If you have been listening to my podcast or reading my blog, then you know that I love to research.
One of my happy places is sitting behind my computer in my office with a warm cup of tea and spending the day Googling and getting deep into a subject.
Recently, I went to an event in Naples, Florida and during dinner, I sat next to a researcher. Usually, I’m not a fan of those kinds of events. But, I was so excited to find another introvert who could discuss research strategies.
When I was married to a good man who drank too much and was addicted to drugs and many other things, I began to research.
First, I started looking into top rehabilitation centers. That research led me to this post about the top ten things you need to know about rehab.
After I researched ways to help the man I love get sober, I started researching ways I could find help for me.
Where were the resources for the family members? I did find some, but they all seemed so depressing.
They usually had a cliched picture of a person standing on top of a mountain with his or her arms open wide. Or, even worse, images of drugs and alcohol. The last thing I needed to see was images of the very substances that were responsible for taking the man I love away from me. Do you know the kind of pictures I’m talking about?
I craved something with real answers.
I found chat rooms that were filled with angry women who were only using it as a place to vent. And let’s be clear – there’s nothing wrong with venting. But if you’re around someone who’s constantly complaining, you know that it can be depressing. How often are you going to want to hang out with someone who’s always using their energy to unload their negativity?
And as a quick side note: this is why I always tell women to be careful with their friendships when they’re married to someone who’s struggling with addiction. You want to make sure you’re always finding a balance between sharing your struggles, but also listening to other people too. It can’t always be about our urgent problems.
I went to group meetings. But after a few months, I felt like I wanted to have a real conversation and sometimes I left feeling even more worried and depressed than when I arrived.
So, I started thinking, “How can I take such a serious subject and make it more approachable? More warm and loving?” My intention is not to downplay our pain. Because loving someone who loves drugs and alcohol more than they love us is painful.
But when I look back at my 10-year relationship with an addict and alcoholic, I see things to be grateful for. There were many blessings that came out of our marriage even though it didn’t last.
I would never, ever take that time back. And that motivated me to create a social media campaign called 12 Blessings of Addiction. Once a week, I post a very personal blessing that came from loving someone struggling with this disease on Facebook and Instagram.
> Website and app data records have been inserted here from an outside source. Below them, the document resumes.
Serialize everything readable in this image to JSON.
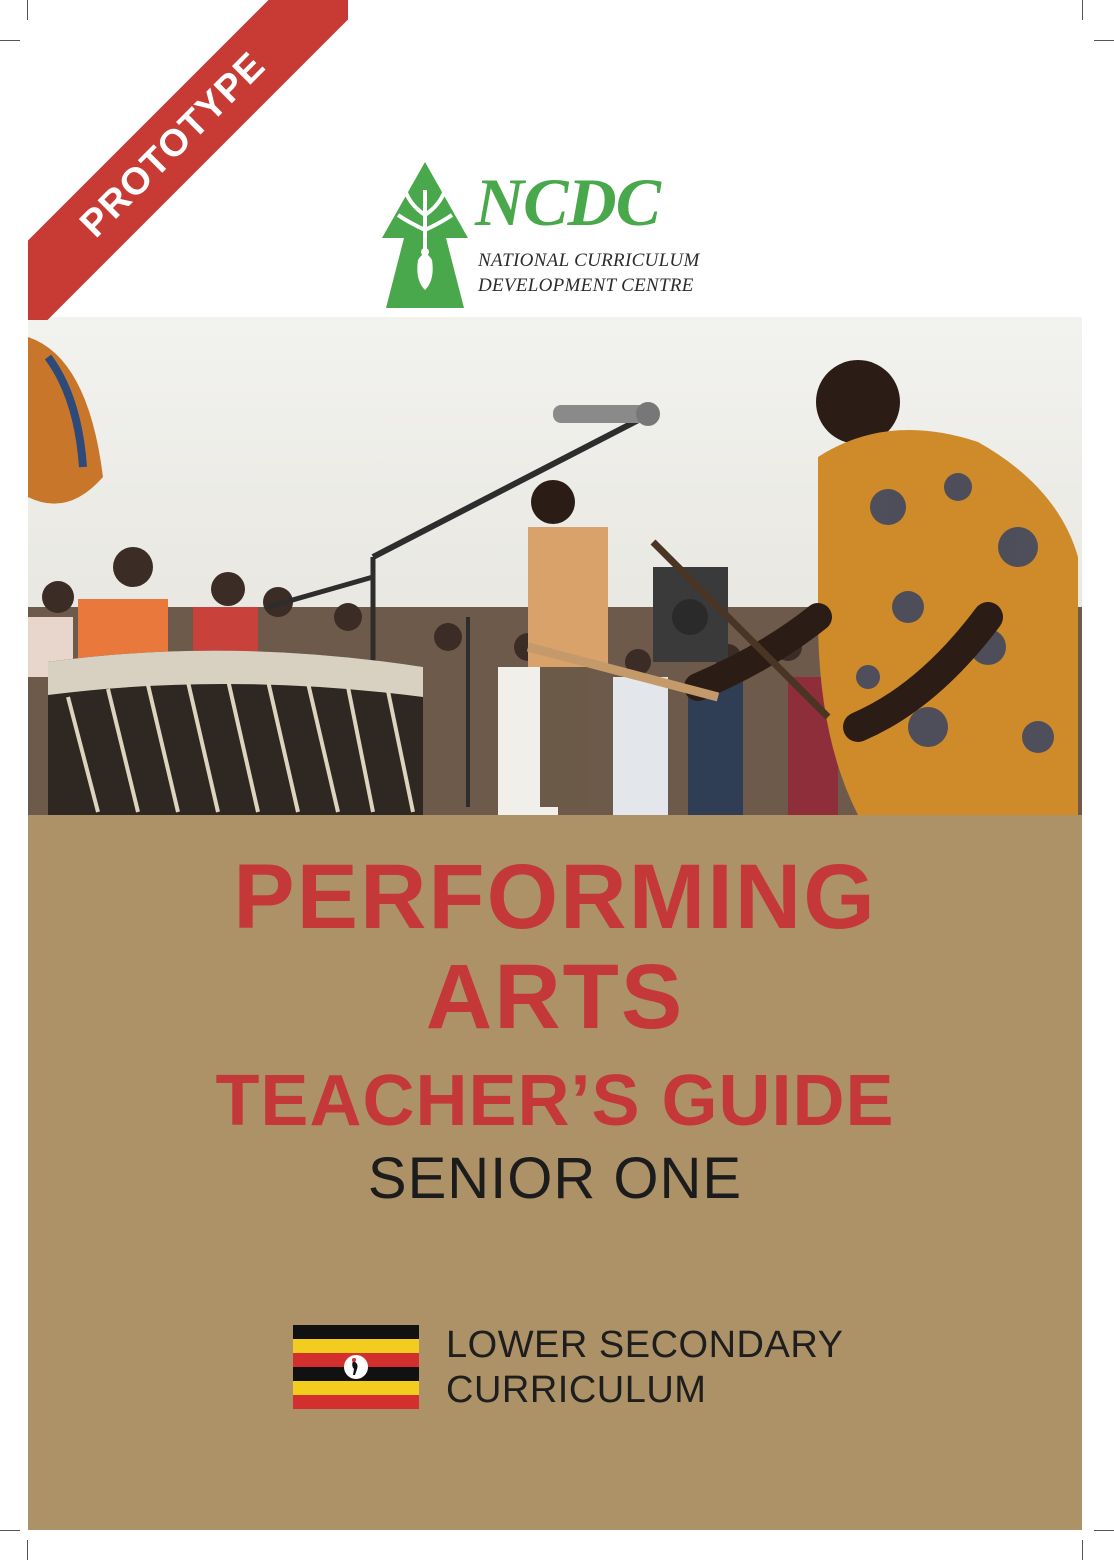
{
  "ribbon": {
    "label": "PROTOTYPE"
  },
  "logo": {
    "abbr": "NCDC",
    "line1": "NATIONAL CURRICULUM",
    "line2": "DEVELOPMENT CENTRE"
  },
  "cover": {
    "title_line1": "PERFORMING",
    "title_line2": "ARTS",
    "guide": "TEACHER’S GUIDE",
    "level": "SENIOR ONE",
    "curriculum_line1": "LOWER SECONDARY",
    "curriculum_line2": "CURRICULUM"
  },
  "colors": {
    "title_red": "#c5383a",
    "ribbon_red": "#c83a34",
    "tan_background": "#ad9268",
    "logo_green": "#4aa84c"
  },
  "icons": [
    "ncdc-crest-icon",
    "uganda-flag-icon"
  ]
}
I think you will be shocked at what you read. And my hope is that you can see yourself in my situation. I get very vulnerable and, yes, I was scared to be this personal. But I want to be real with you about my truth because I think most of you will be able to relate.
Now, this is just a warning: some of these blessings are controversial. I’ve already received some not-so-loving feedback. But you don’t have to agree with everything I’m saying. It’s okay if we have a difference of opinion. We can still be sisters and in this together. We shouldn’t let addiction tear us apart just because we all don’t think alike.
So if you need encouragement and are wondering why God put you in this relationship – check out my Facebook Page and Instagram and look for the posts about the 12 Blessings of Addiction. Send me a friend request or follow me. I would love to hear from you. Plus, you’ll get the latest essays and podcasts.
And before I go, I want you to lean in really close. Because I think you might need to hear this today.
Addiction is a part of your destiny. It’s a painful part of your life story. And because this is your truth, one day when the healing has gone from a scab to a scar, you will be used to help many others. Your suffering will be the most wonderful offering you give. And your pain will be the most wonderful gift you have received. You just need to make it through. You’ve got me and I’m here cheering you on. And you’ve got the other women in this new movement. And together we will stand hand-in-hand and break the stigma of addiction.
If you’re in need of immediate help, recovery, and answers, I have you covered. Go check out my three programs. They are online and do-at-your-own-pace. You have lifetime access, so if something comes up you can take a pause and come back whenever it’s most convenient for you. You don’t have to go through this alone.